“The matters you mention in your email have been things that JSUDF boards, University Presidents and University CFOs have been aware of for at least 15+ years, and we have been addressing directly through corrective measures,” Gee wrote. “As we have University turnover, the board chair’s transition policy is to immediately request a meeting to properly provide an official financial update, provide and (sic) overview of the Foundation and align our goals with the new administration’s strategic plan.”
A week later, a similar concern about the “potential misuse of donated funds” led Jackson State to start conducting an internal audit of the foundation that was finalized in September, according to a copy.
It was only one page.
Though the university’s internal auditor, Christopher Thomas, wrote in an email that IHL Commissioner Alfred Rankins requested the internal audit, an IHL spokesperson wrote in an email that Elayne Hayes-Anthony called for it.
Hayes-Anthony has been the university’s temporary acting president since Thomas Hudson resigned earlier this year for reasons that remain unclear.

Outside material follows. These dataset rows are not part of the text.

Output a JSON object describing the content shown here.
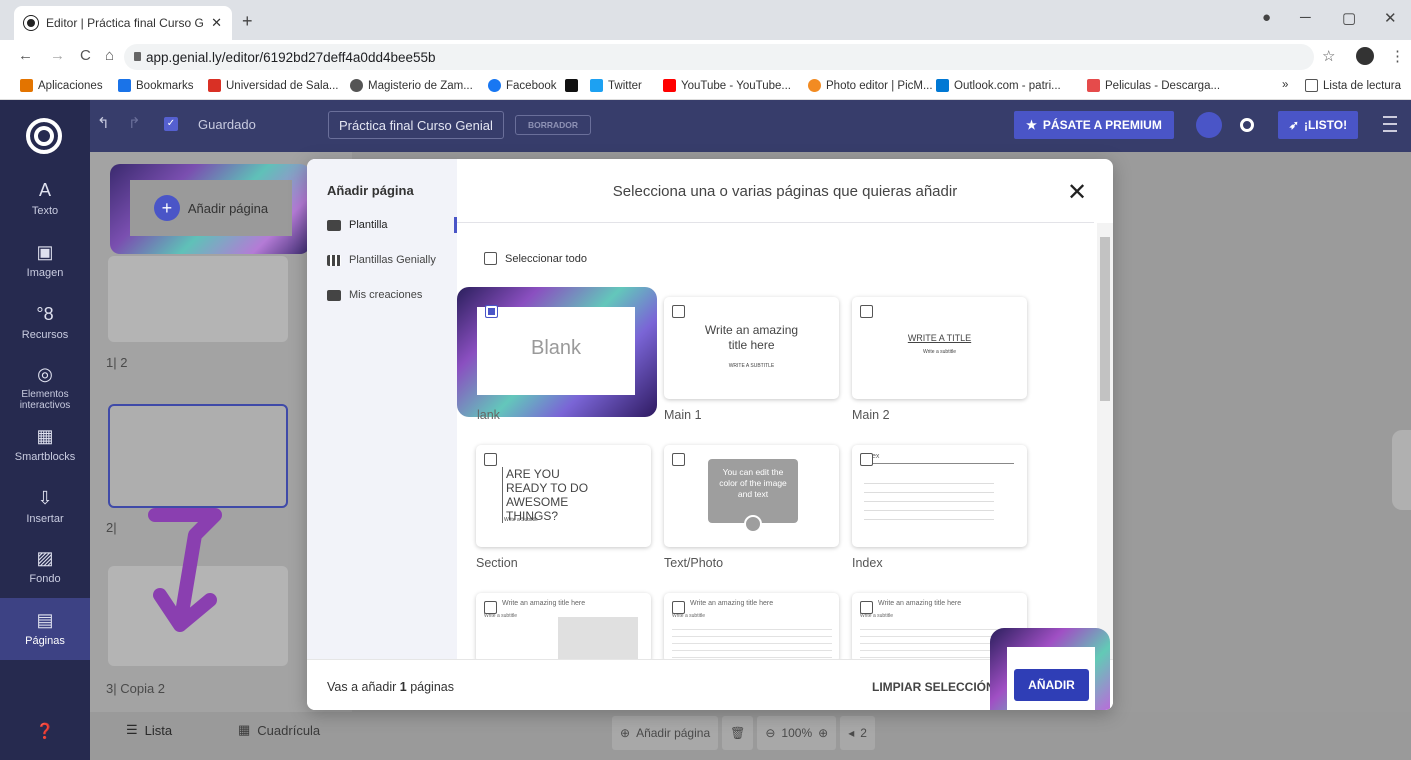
{
  "browser": {
    "tab_title": "Editor | Práctica final Curso Genia",
    "url": "app.genial.ly/editor/6192bd27deff4a0dd4bee55b",
    "bookmarks": [
      {
        "label": "Aplicaciones",
        "color": "#e37400"
      },
      {
        "label": "Bookmarks",
        "color": "#1a73e8"
      },
      {
        "label": "Universidad de Sala...",
        "color": "#d93025"
      },
      {
        "label": "Magisterio de Zam...",
        "color": "#555555"
      },
      {
        "label": "Facebook",
        "color": "#1877f2"
      },
      {
        "label": "",
        "color": "#111111"
      },
      {
        "label": "Twitter",
        "color": "#1da1f2"
      },
      {
        "label": "YouTube - YouTube...",
        "color": "#ff0000"
      },
      {
        "label": "Photo editor | PicM...",
        "color": "#f28b22"
      },
      {
        "label": "Outlook.com - patri...",
        "color": "#0078d4"
      },
      {
        "label": "Peliculas - Descarga...",
        "color": "#e54b4b"
      }
    ],
    "reading_list": "Lista de lectura",
    "more": "»"
  },
  "editor": {
    "saved": "Guardado",
    "title": "Práctica final Curso Genial",
    "draft": "BORRADOR",
    "premium": "PÁSATE A PREMIUM",
    "ready": "¡LISTO!",
    "accent": "#4a55c7"
  },
  "leftnav": [
    {
      "icon": "text-icon",
      "glyph": "A",
      "label": "Texto"
    },
    {
      "icon": "image-icon",
      "glyph": "▣",
      "label": "Imagen"
    },
    {
      "icon": "resources-icon",
      "glyph": "°8",
      "label": "Recursos"
    },
    {
      "icon": "interactive-icon",
      "glyph": "◎",
      "label": "Elementos interactivos"
    },
    {
      "icon": "smartblocks-icon",
      "glyph": "▦",
      "label": "Smartblocks"
    },
    {
      "icon": "insert-icon",
      "glyph": "⇩",
      "label": "Insertar"
    },
    {
      "icon": "background-icon",
      "glyph": "▨",
      "label": "Fondo"
    },
    {
      "icon": "pages-icon",
      "glyph": "▤",
      "label": "Páginas"
    }
  ],
  "pages_panel": {
    "add_page": "Añadir página",
    "page2_label": "1| 2",
    "page3_label": "2|",
    "page4_label": "3| Copia 2",
    "list_tab": "Lista",
    "grid_tab": "Cuadrícula"
  },
  "bottombar": {
    "add_page": "Añadir página",
    "zoom": "100%",
    "page": "2"
  },
  "modal": {
    "sidebar_title": "Añadir página",
    "options": [
      "Plantilla",
      "Plantillas Genially",
      "Mis creaciones"
    ],
    "title": "Selecciona una o varias páginas que quieras añadir",
    "select_all": "Seleccionar todo",
    "cards": [
      {
        "name": "Blank",
        "preview": "Blank",
        "checked": true
      },
      {
        "name": "Main 1",
        "preview": "Write an amazing title here",
        "sub": "WRITE A SUBTITLE",
        "checked": false
      },
      {
        "name": "Main 2",
        "preview": "WRITE A TITLE",
        "sub": "Write a subtitle",
        "checked": false
      },
      {
        "name": "Section",
        "preview": "ARE YOU READY TO DO AWESOME THINGS?",
        "sub": "Write a Subtitle",
        "checked": false
      },
      {
        "name": "Text/Photo",
        "preview": "You can edit the color of the image and text",
        "checked": false
      },
      {
        "name": "Index",
        "preview": "ex",
        "checked": false
      },
      {
        "name": "",
        "preview": "Write an amazing title here",
        "sub": "Write a subtitle",
        "checked": false
      },
      {
        "name": "",
        "preview": "Write an amazing title here",
        "sub": "Write a subtitle",
        "checked": false
      },
      {
        "name": "",
        "preview": "Write an amazing title here",
        "sub": "Write a subtitle",
        "checked": false
      }
    ],
    "footer_prefix": "Vas a añadir",
    "footer_count": "1",
    "footer_suffix": "páginas",
    "clear": "LIMPIAR SELECCIÓN",
    "add": "AÑADIR"
  }
}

She holds one of seven ex-officio spots on the board, the one reserved for the university president.
“Commissioner Rankins did not call for an internal audit of the foundation,” Kim Gallaspy, IHL’s interim communications director, wrote in an email to Mississippi Today. “Dr. Elayne Hayes-Anthony initiated the process by expressing concerns to the Board of Trustees about the use of JSU Development Foundation funds. Dr. Anthony was advised to exercise her authority to have her concerns investigated by utilizing the university’s internal audit staff to review any Foundation books, records or accounts needed to monitor and verify proper use of donated funds.”
Thomas wrote that he did not find any “current evidence” of misused donor funds, but that the foundation’s bank accounts only had $4.4 million as of Aug. 31 while the “designated accounts” totaled $11.8 million, a finding that correlates with the internal presentations.
“While the Development Foundation liquid funds are not adequate to cover the Designed Accounts, this does not represent the financial position of the Development Foundation,” he wrote. “The Foundation holds a multitude of assets that can be utilized to meet its financial obligation to the University.”
Though Thomas did not specify what those assets are, he did identify six areas where the foundation could improve its internal controls. Specifically, he recommended the foundation should monitor its budgets “based on actual revenue throughout the fiscal year to reduce overspending.”
He also recommended the foundation establish “separate bank accounts” for the operating budget — called “the Excellence Fund” — and the donor gifts, which were commingled.
Mittendorf said foundations should keep records in a way that prevents concerns about funds getting mixed up.
“When you have donor designed and donor restricted gifts, you want impeccable record keeping that segregates the funds,” he said.
It’s unclear if the foundation has done that.
Molly Minta covers higher education for Mississippi Today, in partnership with Open Campus.